OBJECTIVES: To evaluate the effect of vision-enhancing interventions (cataract surgery or refractive error correction) on physical function and cognitive status in nursing home residents.
DESIGN: Longitudinal cohort study.
SETTING: Seventeen nursing homes in Birmingham, Alabama.
PARTICIPANTS: A total of 187 English-speaking adults aged 55 and older.
INTERVENTION: Participants took part in one of two vision-enhancing interventions: cataract surgery or refractive error correction. Each group was compared against a control group (persons eligible for but who declined cataract surgery or who received delayed correction of refractive error).
MEASUREMENTS: Physical function (ability to perform activities of daily living and mobility) was assessed using a series of self-report and certified nursing assistant ratings at baseline and at 2 months for the refractive error correction group and at 4 months for the cataract surgery group. The Mini Mental State Examination was also administered.
RESULTS: No significant differences existed within or between groups from baseline to follow-up on any of the measures of physical function. Mental status scores significantly declined from baseline to follow-up for the immediate (P=.05) and delayed (P<.02) refractive error correction groups and for the cataract surgery control group (P=.05).

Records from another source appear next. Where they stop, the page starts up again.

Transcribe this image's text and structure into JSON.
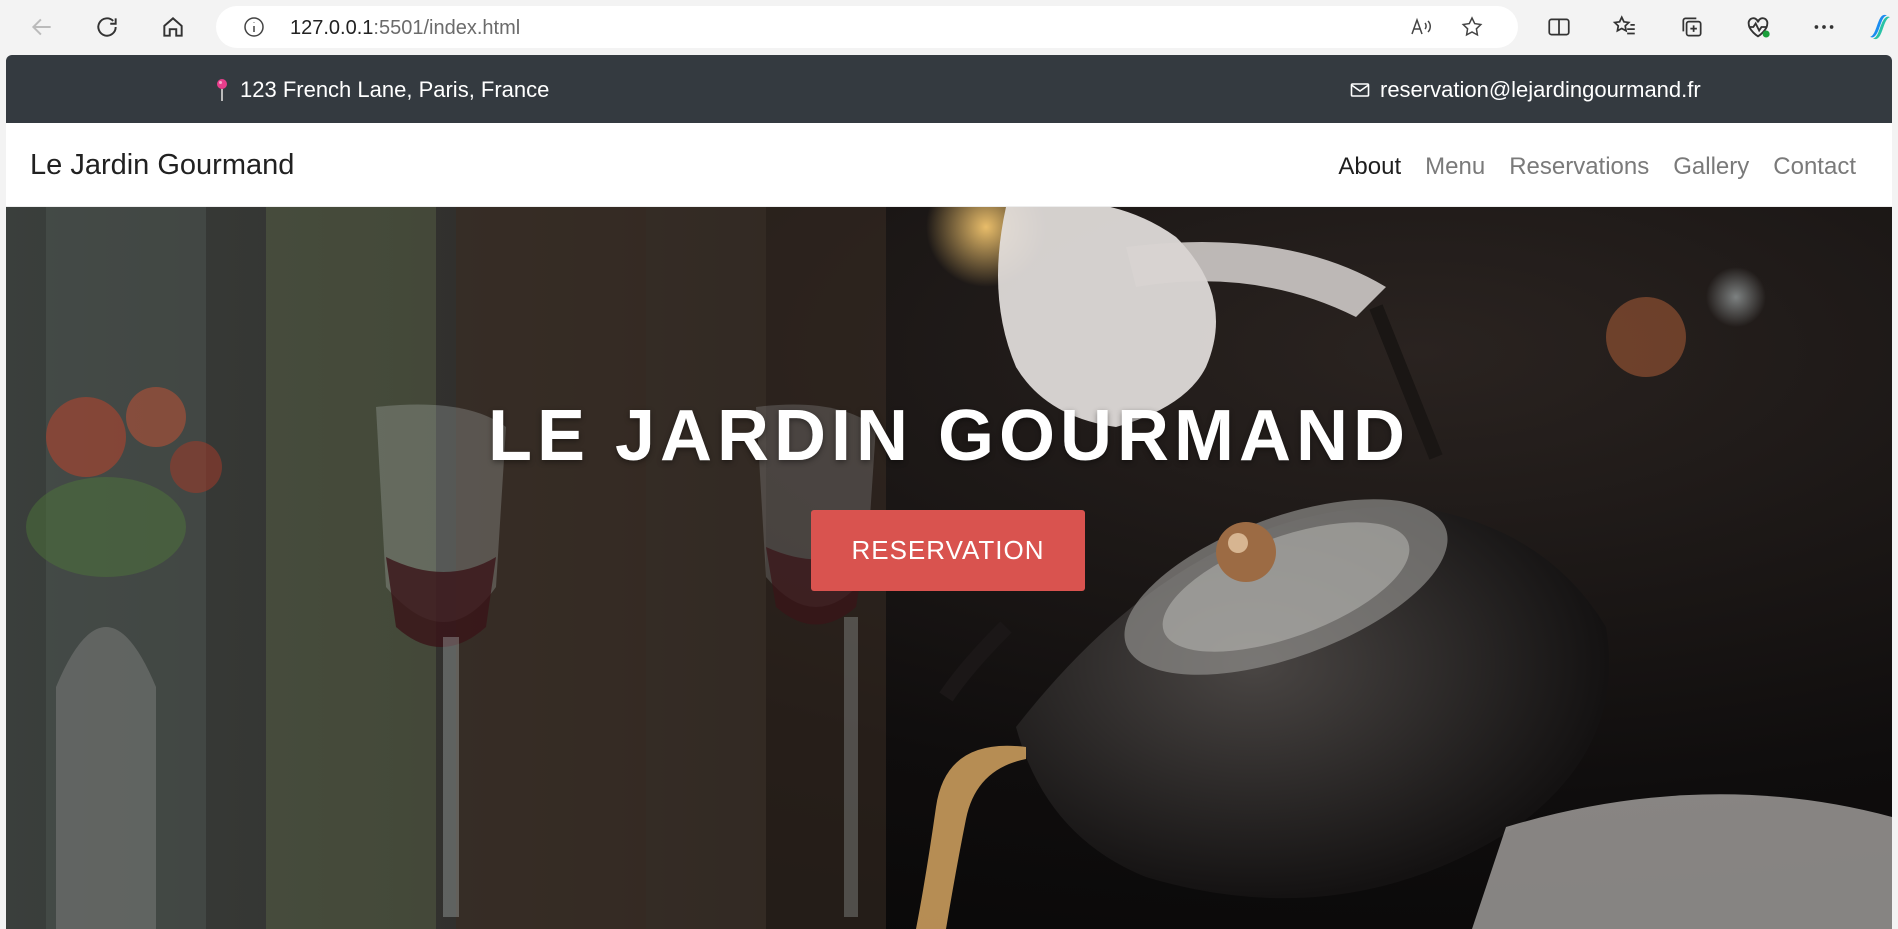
{
  "browser": {
    "url_host": "127.0.0.1",
    "url_rest": ":5501/index.html"
  },
  "topbar": {
    "address": "123 French Lane, Paris, France",
    "email": "reservation@lejardingourmand.fr"
  },
  "navbar": {
    "brand": "Le Jardin Gourmand",
    "links": [
      "About",
      "Menu",
      "Reservations",
      "Gallery",
      "Contact"
    ],
    "active": "About"
  },
  "hero": {
    "title": "LE JARDIN GOURMAND",
    "button": "RESERVATION"
  },
  "colors": {
    "topbar_bg": "#343a40",
    "accent": "#d9534f"
  }
}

CONCLUSION: Vision-enhancing interventions did not lead to short-term improvements in physical functioning or cognitive status in this sample of elderly nursing home residents.